Rubens painted this work in 1626 on commission for the Aalst guild of hop and grain merchants as he was at the pinnacle of his career. Their patron saint was Saint Roch, the figure whom the dramatic scene shows being appointed by Christ as the patron saint of the plague sufferers depicted at the bottom. Saint Roch, it is worth noting, caught the plague himself and withdrew to the forest, where a dog brought him his daily bread. In the end, legend tell us, he died in prison in his hometown of Montpellier.

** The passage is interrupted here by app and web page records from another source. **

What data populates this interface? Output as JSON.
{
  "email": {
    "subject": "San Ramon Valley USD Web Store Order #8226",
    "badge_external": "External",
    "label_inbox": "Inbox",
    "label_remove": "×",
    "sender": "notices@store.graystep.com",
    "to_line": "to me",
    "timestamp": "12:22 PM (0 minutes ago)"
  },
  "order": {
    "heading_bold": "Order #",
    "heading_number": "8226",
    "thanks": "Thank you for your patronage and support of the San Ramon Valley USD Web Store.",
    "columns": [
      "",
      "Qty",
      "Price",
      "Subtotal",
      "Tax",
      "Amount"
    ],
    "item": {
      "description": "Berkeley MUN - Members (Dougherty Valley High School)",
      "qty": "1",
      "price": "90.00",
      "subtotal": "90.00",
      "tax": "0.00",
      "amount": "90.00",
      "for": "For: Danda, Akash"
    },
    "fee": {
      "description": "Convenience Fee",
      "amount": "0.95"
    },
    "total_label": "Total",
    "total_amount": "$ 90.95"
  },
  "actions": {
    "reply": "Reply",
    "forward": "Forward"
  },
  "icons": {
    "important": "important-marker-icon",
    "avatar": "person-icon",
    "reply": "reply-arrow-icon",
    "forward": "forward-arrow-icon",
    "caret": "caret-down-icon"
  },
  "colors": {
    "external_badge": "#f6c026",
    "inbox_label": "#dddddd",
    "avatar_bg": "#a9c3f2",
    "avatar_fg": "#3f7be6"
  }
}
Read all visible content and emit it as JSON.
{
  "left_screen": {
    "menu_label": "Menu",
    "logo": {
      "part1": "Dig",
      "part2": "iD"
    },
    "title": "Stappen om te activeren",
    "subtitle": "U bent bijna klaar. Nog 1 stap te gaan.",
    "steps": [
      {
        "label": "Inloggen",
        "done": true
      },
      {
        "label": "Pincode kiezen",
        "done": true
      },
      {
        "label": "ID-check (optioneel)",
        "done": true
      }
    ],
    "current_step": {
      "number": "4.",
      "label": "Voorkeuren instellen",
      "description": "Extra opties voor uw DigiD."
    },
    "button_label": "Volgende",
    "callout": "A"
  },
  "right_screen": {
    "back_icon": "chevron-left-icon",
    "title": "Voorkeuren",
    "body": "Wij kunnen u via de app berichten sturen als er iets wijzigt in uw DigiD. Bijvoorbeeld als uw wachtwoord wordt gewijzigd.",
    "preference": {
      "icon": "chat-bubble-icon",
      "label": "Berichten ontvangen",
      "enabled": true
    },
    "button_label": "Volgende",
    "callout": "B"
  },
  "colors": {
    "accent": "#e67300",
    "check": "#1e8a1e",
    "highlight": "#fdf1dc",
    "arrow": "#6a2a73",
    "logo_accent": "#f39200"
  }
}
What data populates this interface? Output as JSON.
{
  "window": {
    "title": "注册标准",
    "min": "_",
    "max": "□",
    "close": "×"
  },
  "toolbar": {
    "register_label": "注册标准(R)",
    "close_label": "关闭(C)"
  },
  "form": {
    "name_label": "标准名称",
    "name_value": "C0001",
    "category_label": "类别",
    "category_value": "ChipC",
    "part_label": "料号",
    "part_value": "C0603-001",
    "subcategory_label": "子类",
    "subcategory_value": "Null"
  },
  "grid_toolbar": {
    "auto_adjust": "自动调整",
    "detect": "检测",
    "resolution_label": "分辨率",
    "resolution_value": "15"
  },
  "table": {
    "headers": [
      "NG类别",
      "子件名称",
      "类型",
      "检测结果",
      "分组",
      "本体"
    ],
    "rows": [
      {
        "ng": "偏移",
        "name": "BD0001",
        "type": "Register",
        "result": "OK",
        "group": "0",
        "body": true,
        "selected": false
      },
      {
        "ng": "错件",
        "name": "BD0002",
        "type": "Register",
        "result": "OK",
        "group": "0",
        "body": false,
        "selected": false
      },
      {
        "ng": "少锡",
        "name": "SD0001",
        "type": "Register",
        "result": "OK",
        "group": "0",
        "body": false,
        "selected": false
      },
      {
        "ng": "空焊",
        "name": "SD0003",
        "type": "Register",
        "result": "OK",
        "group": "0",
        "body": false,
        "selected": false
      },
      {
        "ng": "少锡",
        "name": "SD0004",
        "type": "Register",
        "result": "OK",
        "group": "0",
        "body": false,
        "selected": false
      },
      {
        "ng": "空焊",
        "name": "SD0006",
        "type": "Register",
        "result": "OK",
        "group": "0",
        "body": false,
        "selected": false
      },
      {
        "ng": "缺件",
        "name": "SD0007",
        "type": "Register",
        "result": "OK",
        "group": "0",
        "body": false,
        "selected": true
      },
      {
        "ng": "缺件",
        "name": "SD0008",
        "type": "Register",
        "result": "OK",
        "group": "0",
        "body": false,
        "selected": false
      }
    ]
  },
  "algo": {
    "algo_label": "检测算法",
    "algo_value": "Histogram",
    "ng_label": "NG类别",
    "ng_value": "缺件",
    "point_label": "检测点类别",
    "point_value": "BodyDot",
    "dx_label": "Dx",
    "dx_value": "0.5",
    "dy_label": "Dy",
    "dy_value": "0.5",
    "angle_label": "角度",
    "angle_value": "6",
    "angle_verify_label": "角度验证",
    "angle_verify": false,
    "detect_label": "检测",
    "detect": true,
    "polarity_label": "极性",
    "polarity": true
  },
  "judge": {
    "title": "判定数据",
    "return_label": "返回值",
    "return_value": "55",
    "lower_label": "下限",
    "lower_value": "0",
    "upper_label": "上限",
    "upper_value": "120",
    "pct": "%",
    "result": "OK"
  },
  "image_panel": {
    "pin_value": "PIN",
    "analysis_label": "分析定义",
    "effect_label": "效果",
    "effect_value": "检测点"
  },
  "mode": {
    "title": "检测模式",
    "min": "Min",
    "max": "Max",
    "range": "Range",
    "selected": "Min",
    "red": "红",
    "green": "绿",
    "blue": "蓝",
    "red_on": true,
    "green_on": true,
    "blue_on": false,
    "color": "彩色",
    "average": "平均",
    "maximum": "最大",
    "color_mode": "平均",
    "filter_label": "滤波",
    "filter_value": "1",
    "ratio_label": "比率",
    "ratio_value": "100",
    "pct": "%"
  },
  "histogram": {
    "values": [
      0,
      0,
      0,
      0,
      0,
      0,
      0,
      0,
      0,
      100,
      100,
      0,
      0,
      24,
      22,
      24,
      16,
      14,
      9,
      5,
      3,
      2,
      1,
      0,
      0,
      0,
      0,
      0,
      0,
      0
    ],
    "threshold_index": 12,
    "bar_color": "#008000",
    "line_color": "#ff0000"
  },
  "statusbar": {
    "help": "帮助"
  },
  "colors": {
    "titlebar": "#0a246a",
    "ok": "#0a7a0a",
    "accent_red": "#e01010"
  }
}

Work on this gothic church began with the construction of the choir at the end of the 15th century and would last until 1660. During the 1800s, the building, until then Aalst’s only parish church, was restored in neo-gothic style. Medieval murals were rediscovered later. And a thorough refurbishment took place after a fire in 1947. At the moment, the church is in the process of being restored yet again.